EXERCISE: A verbatim copy of the full data, with no pictures, is the expected answer.

INPUT RECORDS:
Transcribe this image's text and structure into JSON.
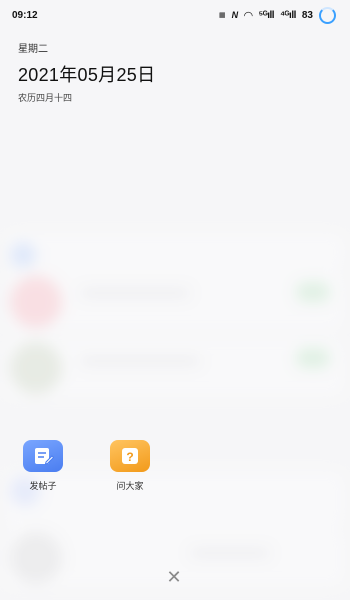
{
  "status_bar": {
    "time": "09:12",
    "battery": "83",
    "signal_1": "⁵ᴳıll",
    "signal_2": "⁴ᴳıll"
  },
  "date_widget": {
    "weekday": "星期二",
    "date": "2021年05月25日",
    "lunar": "农历四月十四"
  },
  "actions": {
    "post_label": "发帖子",
    "ask_label": "问大家"
  },
  "colors": {
    "post_accent": "#4a7df0",
    "ask_accent": "#f29a1a",
    "battery_ring": "#3aa0ff"
  }
}
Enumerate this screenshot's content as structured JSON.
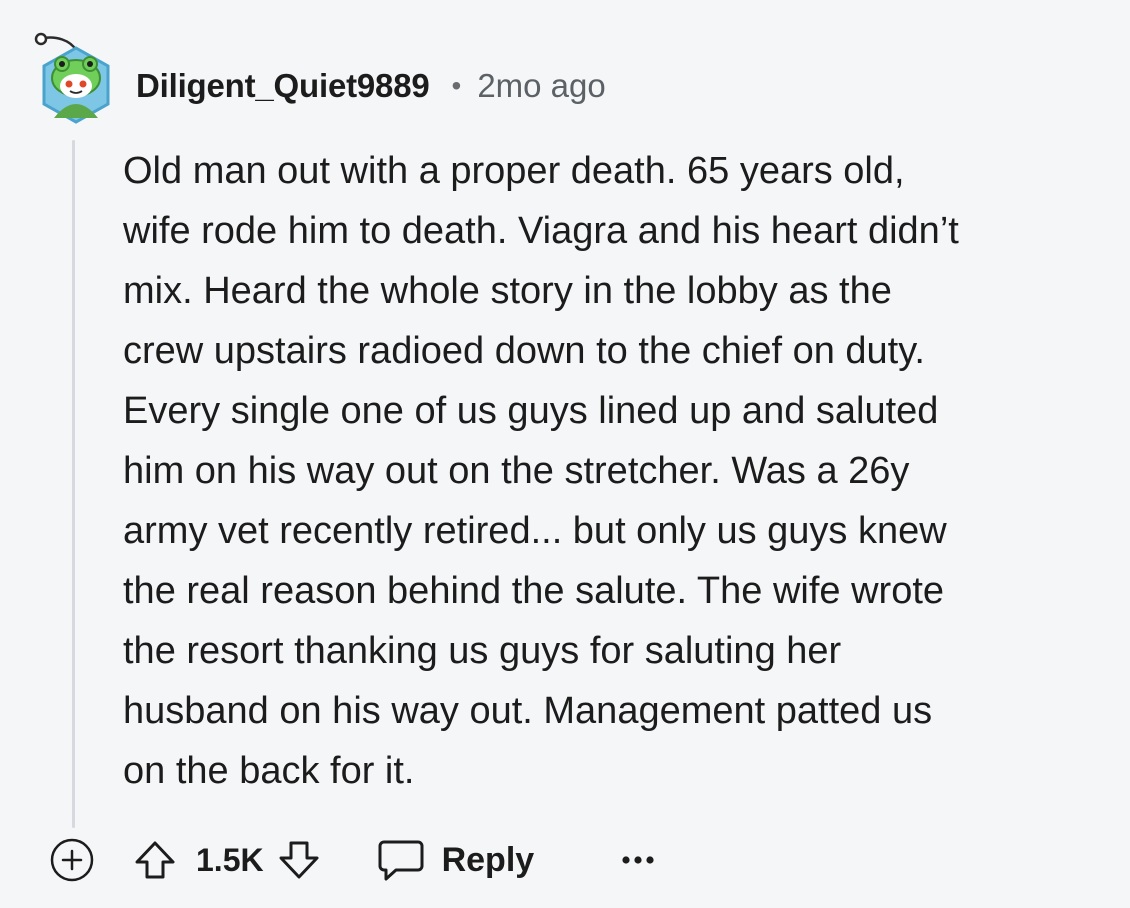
{
  "comment": {
    "username": "Diligent_Quiet9889",
    "separator": "•",
    "timestamp": "2mo ago",
    "body_lines": [
      "Old man out with a proper death. 65 years old,",
      "wife rode him to death. Viagra and his heart didn’t",
      "mix. Heard the whole story in the lobby as the",
      "crew upstairs radioed down to the chief on duty.",
      "Every single one of us guys lined up and saluted",
      "him on his way out on the stretcher. Was a 26y",
      "army vet recently retired... but only us guys knew",
      "the real reason behind the salute. The wife wrote",
      "the resort thanking us guys for saluting her",
      "husband on his way out. Management patted us",
      "on the back for it."
    ]
  },
  "actions": {
    "expand_icon": "plus-circle-icon",
    "upvote_icon": "arrow-up-icon",
    "score": "1.5K",
    "downvote_icon": "arrow-down-icon",
    "reply_icon": "speech-bubble-icon",
    "reply_label": "Reply",
    "more_icon": "ellipsis-icon"
  },
  "colors": {
    "background": "#f5f6f8",
    "text": "#1c1c1c",
    "muted": "#5c6166",
    "thread_line": "#d6d9de",
    "avatar_bg": "#7ec6e6",
    "avatar_hat": "#6fcf5a"
  }
}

TASK RESPONSE:
Transcribe this image's text and structure into JSON.
{
  "status_bar": {
    "time": "09:12",
    "battery": "83",
    "signal_1": "⁵ᴳıll",
    "signal_2": "⁴ᴳıll"
  },
  "date_widget": {
    "weekday": "星期二",
    "date": "2021年05月25日",
    "lunar": "农历四月十四"
  },
  "actions": {
    "post_label": "发帖子",
    "ask_label": "问大家"
  },
  "colors": {
    "post_accent": "#4a7df0",
    "ask_accent": "#f29a1a",
    "battery_ring": "#3aa0ff"
  }
}
Enumerate this screenshot's content as structured JSON.
{
  "comment": {
    "username": "Diligent_Quiet9889",
    "separator": "•",
    "timestamp": "2mo ago",
    "body_lines": [
      "Old man out with a proper death. 65 years old,",
      "wife rode him to death. Viagra and his heart didn’t",
      "mix. Heard the whole story in the lobby as the",
      "crew upstairs radioed down to the chief on duty.",
      "Every single one of us guys lined up and saluted",
      "him on his way out on the stretcher. Was a 26y",
      "army vet recently retired... but only us guys knew",
      "the real reason behind the salute. The wife wrote",
      "the resort thanking us guys for saluting her",
      "husband on his way out. Management patted us",
      "on the back for it."
    ]
  },
  "actions": {
    "expand_icon": "plus-circle-icon",
    "upvote_icon": "arrow-up-icon",
    "score": "1.5K",
    "downvote_icon": "arrow-down-icon",
    "reply_icon": "speech-bubble-icon",
    "reply_label": "Reply",
    "more_icon": "ellipsis-icon"
  },
  "colors": {
    "background": "#f5f6f8",
    "text": "#1c1c1c",
    "muted": "#5c6166",
    "thread_line": "#d6d9de",
    "avatar_bg": "#7ec6e6",
    "avatar_hat": "#6fcf5a"
  }
}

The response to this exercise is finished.